According to the court ruling, the application was dismissed recently when the Court of Appeal upheld a High Court judgment allowing shareholders to go ahead with the meeting.The High Court Commercial Division had granted permission to four petitioners, who are NICOL shareholders, to hold an extra ordinary shareholders' meeting and install a new management including a board.
The application No. 4, 2012, was filed and dated on April 13, 2012 before Justice Agnes Bukuku leading the court to draw an order permitting the shareholders to hold the meeting.
The installation of the new management and the board comes after the former management failed to honour several directives by the Capital Markets and Securities Authority (CMSA) for the company (NICOL) to operate efficiently and in compliance with the law.
The court records indicate that CMSA suspended the former management led by Mr Felix Mosha as the Chairman of the board and Kate Armstrong, Chief Executive Officer (CEO) over various issues.
Among other things, CMSA directed NICOL to engage a fund manager, put in place an effective Investment Committee and Investment Policy and Procedures Manual and improve corporate governance.
Other measures were to take action against directors, who were involved in allegedly approving questionable investments, submit audited and interim financial statements for the year and a half ended December 30, 2009 and June 2010.
CMSA had also asked NICOL to submit reports including fund managers' comments on investment and Investment Committee's recommendations on various investment decisions.
However, NICOL according to Court documents by CMSA, refused to implement the directives, violating corporate governance principles that required the board to put in place a system to eliminate conflict of interests.

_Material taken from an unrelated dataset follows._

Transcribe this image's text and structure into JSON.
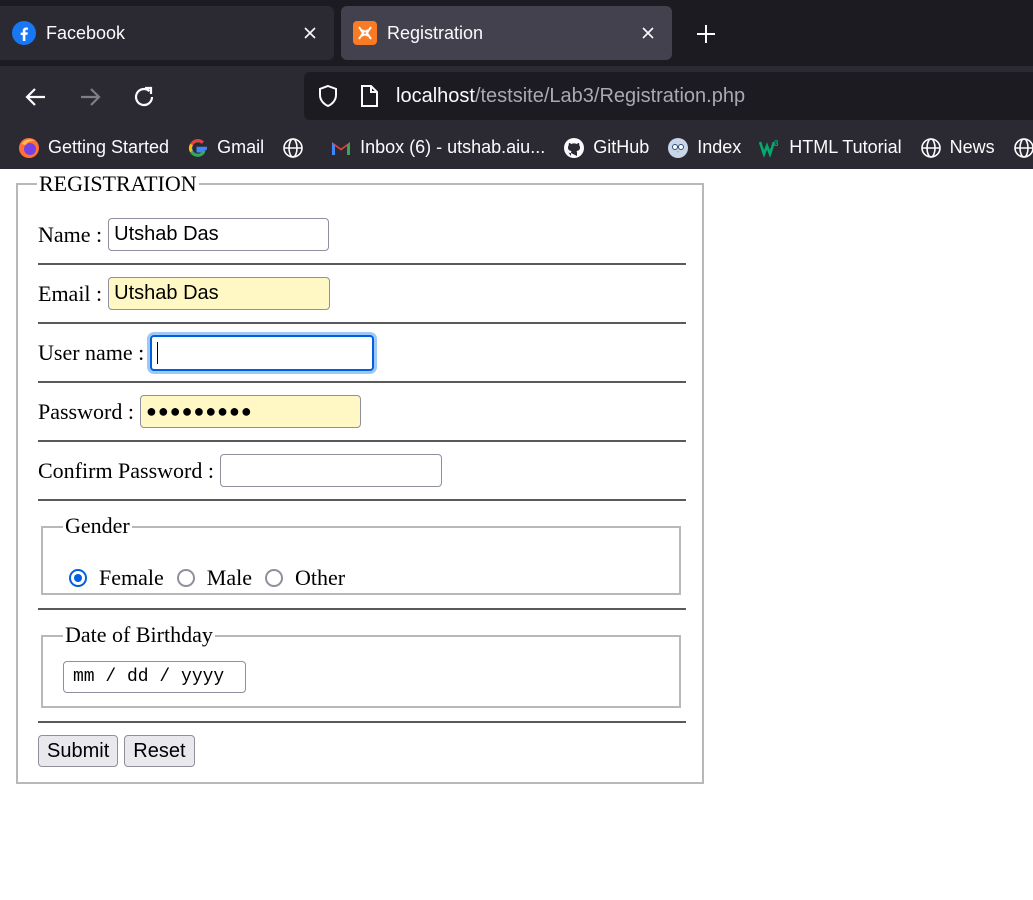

After the management failed to institute the directives, the shareholders led by Public Services Pension Fund (PSPF), Parastatal Pension Fund (PPF), Local Authorities Pension Fund (LAPF) and Government Employees Provident Fund (GEPF) filed applications to the High Court Commercial Division, asking the court to give an order that would enable the shareholders hold a meeting to appoint an interim NICOL management to restructure the company under the CMSA regulations.
The shareholders also filed another application, case No. 46 of 2011 asking the High Court Labour Division to block the 65m/- payments from NICOL's bank account to former employees of Tanzania Fisheries Development Company (TFDL)
According to the sources, the payments were allegedly approved by the former NICOL management who purchased the company (TFDL) which was under insolvency.
Efforts to contact CMSA Director of Legal Services Ms Fatma Simba proved futile as her mobile number was switched off. Asked for a comment, the newly elected NICOL Interim Manager Mr Kinon Adam Wamza, said he was not in a position to comment.
Established in 2001 with the aim of becoming an investment forum for indigenous Tanzanians, NICOL has over 40,000 shareholders both ordinary and public institutions such as pension funds and religious organizations.